= Brief =
Your task is to print every entry below exactly as given.

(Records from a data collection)
▶

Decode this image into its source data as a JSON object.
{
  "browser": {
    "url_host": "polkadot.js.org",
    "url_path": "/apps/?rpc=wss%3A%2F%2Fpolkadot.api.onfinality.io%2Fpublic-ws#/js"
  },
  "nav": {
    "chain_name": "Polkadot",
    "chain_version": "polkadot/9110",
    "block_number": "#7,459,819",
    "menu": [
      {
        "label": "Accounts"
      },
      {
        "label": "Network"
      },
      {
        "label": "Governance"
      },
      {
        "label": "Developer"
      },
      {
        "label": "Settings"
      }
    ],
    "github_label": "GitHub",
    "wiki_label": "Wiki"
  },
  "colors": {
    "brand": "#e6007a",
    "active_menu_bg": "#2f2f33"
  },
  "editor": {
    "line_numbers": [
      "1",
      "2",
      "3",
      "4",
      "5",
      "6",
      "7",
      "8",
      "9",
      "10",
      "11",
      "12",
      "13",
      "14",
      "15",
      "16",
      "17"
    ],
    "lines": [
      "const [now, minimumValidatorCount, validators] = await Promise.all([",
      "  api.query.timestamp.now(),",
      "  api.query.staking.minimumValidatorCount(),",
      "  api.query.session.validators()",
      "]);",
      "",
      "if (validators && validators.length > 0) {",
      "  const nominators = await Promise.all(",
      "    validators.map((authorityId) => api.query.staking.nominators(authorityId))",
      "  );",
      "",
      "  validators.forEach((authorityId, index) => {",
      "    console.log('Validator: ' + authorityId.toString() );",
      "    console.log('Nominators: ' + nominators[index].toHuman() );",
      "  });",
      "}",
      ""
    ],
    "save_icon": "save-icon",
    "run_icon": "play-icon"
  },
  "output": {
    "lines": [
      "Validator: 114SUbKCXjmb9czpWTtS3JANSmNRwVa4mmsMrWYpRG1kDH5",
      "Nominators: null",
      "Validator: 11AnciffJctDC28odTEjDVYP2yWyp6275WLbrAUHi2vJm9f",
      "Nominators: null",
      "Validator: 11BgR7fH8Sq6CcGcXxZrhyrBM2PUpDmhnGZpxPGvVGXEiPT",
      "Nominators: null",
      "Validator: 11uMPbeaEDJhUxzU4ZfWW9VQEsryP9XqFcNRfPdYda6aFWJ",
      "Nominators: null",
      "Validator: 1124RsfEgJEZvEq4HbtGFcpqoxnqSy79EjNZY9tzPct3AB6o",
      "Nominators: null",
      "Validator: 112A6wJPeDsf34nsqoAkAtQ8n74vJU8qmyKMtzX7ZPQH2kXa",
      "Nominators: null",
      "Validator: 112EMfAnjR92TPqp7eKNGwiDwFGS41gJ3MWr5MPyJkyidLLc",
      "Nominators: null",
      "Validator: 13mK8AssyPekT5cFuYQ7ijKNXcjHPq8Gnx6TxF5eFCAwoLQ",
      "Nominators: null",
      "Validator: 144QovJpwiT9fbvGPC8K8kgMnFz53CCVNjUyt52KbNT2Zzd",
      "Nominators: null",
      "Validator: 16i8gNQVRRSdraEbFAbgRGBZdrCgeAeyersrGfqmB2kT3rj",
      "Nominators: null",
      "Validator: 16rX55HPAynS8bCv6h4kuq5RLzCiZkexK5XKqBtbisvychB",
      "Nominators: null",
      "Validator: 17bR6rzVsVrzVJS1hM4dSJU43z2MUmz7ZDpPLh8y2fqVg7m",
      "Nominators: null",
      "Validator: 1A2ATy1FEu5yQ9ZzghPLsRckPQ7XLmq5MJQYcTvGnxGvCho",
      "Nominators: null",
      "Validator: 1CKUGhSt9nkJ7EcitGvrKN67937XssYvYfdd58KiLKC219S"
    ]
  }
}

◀

= Solution to the exercise =
Decode this image into its source data as a JSON object.
{
  "browser": {
    "url_host": "polkadot.js.org",
    "url_path": "/apps/?rpc=wss%3A%2F%2Fpolkadot.api.onfinality.io%2Fpublic-ws#/js"
  },
  "nav": {
    "chain_name": "Polkadot",
    "chain_version": "polkadot/9110",
    "block_number": "#7,459,819",
    "menu": [
      {
        "label": "Accounts"
      },
      {
        "label": "Network"
      },
      {
        "label": "Governance"
      },
      {
        "label": "Developer"
      },
      {
        "label": "Settings"
      }
    ],
    "github_label": "GitHub",
    "wiki_label": "Wiki"
  },
  "colors": {
    "brand": "#e6007a",
    "active_menu_bg": "#2f2f33"
  },
  "editor": {
    "line_numbers": [
      "1",
      "2",
      "3",
      "4",
      "5",
      "6",
      "7",
      "8",
      "9",
      "10",
      "11",
      "12",
      "13",
      "14",
      "15",
      "16",
      "17"
    ],
    "lines": [
      "const [now, minimumValidatorCount, validators] = await Promise.all([",
      "  api.query.timestamp.now(),",
      "  api.query.staking.minimumValidatorCount(),",
      "  api.query.session.validators()",
      "]);",
      "",
      "if (validators && validators.length > 0) {",
      "  const nominators = await Promise.all(",
      "    validators.map((authorityId) => api.query.staking.nominators(authorityId))",
      "  );",
      "",
      "  validators.forEach((authorityId, index) => {",
      "    console.log('Validator: ' + authorityId.toString() );",
      "    console.log('Nominators: ' + nominators[index].toHuman() );",
      "  });",
      "}",
      ""
    ],
    "save_icon": "save-icon",
    "run_icon": "play-icon"
  },
  "output": {
    "lines": [
      "Validator: 114SUbKCXjmb9czpWTtS3JANSmNRwVa4mmsMrWYpRG1kDH5",
      "Nominators: null",
      "Validator: 11AnciffJctDC28odTEjDVYP2yWyp6275WLbrAUHi2vJm9f",
      "Nominators: null",
      "Validator: 11BgR7fH8Sq6CcGcXxZrhyrBM2PUpDmhnGZpxPGvVGXEiPT",
      "Nominators: null",
      "Validator: 11uMPbeaEDJhUxzU4ZfWW9VQEsryP9XqFcNRfPdYda6aFWJ",
      "Nominators: null",
      "Validator: 1124RsfEgJEZvEq4HbtGFcpqoxnqSy79EjNZY9tzPct3AB6o",
      "Nominators: null",
      "Validator: 112A6wJPeDsf34nsqoAkAtQ8n74vJU8qmyKMtzX7ZPQH2kXa",
      "Nominators: null",
      "Validator: 112EMfAnjR92TPqp7eKNGwiDwFGS41gJ3MWr5MPyJkyidLLc",
      "Nominators: null",
      "Validator: 13mK8AssyPekT5cFuYQ7ijKNXcjHPq8Gnx6TxF5eFCAwoLQ",
      "Nominators: null",
      "Validator: 144QovJpwiT9fbvGPC8K8kgMnFz53CCVNjUyt52KbNT2Zzd",
      "Nominators: null",
      "Validator: 16i8gNQVRRSdraEbFAbgRGBZdrCgeAeyersrGfqmB2kT3rj",
      "Nominators: null",
      "Validator: 16rX55HPAynS8bCv6h4kuq5RLzCiZkexK5XKqBtbisvychB",
      "Nominators: null",
      "Validator: 17bR6rzVsVrzVJS1hM4dSJU43z2MUmz7ZDpPLh8y2fqVg7m",
      "Nominators: null",
      "Validator: 1A2ATy1FEu5yQ9ZzghPLsRckPQ7XLmq5MJQYcTvGnxGvCho",
      "Nominators: null",
      "Validator: 1CKUGhSt9nkJ7EcitGvrKN67937XssYvYfdd58KiLKC219S"
    ]
  }
}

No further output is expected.